    The board of the tourism bureau is made up of two appointed members from every county, one each from the private and public sectors, appointed by county board chairmen. Because of people retiring or stepping down, the board generally has about 36 to 38 members at any time.
    “We hold quarterly board meetings here at our office,” Krankeola said.
    The 22-county area offers unique richness, from art fairs to festivals to wineries. There are also a few oddities.
    “We’ve got the white squirrels of Olney,” he said. “We’ve got the world’s largest attractions in Casey, Ill. — the world’s largest rocking chair, the world’s largest mailbox, the world’s largest wind chime, a pencil, a golf tee, crochet knitting needles. They are building these from scratch. They’ve got quite a niche for themselves.
    Larger anchors include Carlyle Lake in and around Clinton County and DuQuoin fairgrounds in Perry County, both playing host to many events.
    As people cross the state, some of the territory is more rural. “But they still have the events they like to promote, the simple attractions,” he said. Some events are based on years of tradition and some are new.
    “With the way the state has been with funding, some of the events are a challenge to pull together, but they are constantly trying to create new things for themselves to promote tourism within their communities,” he said.
    ILLINOISouth does its part by marketing the events. The agency works largely through radio station advertising and social media.
    Compared to St. Louis, which markets itself mostly as a metropolitan attraction, ILLINOISouth promotes each of 22 counties. And Krankeola said he works hard to educate community leaders about the bureau’s services. Mayors and other leaders continue to turn over, he said, making the mission an ongoing one.

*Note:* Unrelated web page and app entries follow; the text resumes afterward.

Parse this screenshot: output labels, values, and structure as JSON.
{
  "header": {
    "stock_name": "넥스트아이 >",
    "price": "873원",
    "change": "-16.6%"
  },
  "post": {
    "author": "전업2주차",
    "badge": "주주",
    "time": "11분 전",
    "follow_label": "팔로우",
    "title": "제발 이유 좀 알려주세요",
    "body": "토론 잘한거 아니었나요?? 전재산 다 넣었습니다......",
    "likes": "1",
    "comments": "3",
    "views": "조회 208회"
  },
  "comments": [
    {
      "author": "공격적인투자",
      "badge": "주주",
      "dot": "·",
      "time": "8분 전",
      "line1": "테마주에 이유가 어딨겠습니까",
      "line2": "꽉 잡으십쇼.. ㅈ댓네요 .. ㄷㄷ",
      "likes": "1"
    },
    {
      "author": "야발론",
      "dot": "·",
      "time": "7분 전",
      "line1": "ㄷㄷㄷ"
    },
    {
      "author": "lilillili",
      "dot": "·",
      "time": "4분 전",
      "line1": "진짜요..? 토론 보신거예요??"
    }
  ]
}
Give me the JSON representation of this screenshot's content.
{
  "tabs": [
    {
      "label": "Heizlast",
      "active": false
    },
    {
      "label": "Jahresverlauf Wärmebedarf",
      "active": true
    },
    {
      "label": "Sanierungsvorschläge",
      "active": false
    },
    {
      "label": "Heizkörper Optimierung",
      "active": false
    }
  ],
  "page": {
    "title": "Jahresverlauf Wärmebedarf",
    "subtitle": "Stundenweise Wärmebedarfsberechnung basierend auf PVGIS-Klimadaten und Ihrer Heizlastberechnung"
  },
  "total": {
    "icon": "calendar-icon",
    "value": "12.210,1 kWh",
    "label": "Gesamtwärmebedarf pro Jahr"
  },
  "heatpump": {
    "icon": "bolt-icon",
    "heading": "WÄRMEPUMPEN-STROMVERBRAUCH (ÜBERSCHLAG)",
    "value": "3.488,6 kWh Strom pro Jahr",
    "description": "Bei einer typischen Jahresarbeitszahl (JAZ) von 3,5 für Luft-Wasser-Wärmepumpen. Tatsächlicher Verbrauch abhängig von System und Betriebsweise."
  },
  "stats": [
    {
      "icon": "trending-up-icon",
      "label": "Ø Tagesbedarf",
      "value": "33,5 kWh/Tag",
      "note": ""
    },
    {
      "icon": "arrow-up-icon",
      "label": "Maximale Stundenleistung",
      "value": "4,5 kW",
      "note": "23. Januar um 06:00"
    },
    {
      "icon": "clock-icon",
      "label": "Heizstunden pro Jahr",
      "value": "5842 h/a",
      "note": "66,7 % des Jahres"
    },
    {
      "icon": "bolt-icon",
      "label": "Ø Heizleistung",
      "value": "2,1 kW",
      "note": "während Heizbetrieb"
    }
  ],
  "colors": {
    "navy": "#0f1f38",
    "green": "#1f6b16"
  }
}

    “It’s a constant meeting of people,” he said.
    He was asked if this could become his retirement job.
    “When I first interviewed, one of the coworkers asked me, ‘Where do you see yourself five years from now?’ I said I just looked forward to making the best decisions I can every day. We’ll see how far down the road (retirement) comes. Being the leader you have to focus on the future. Right now things are looking forward for the bureau and I hope they continue.”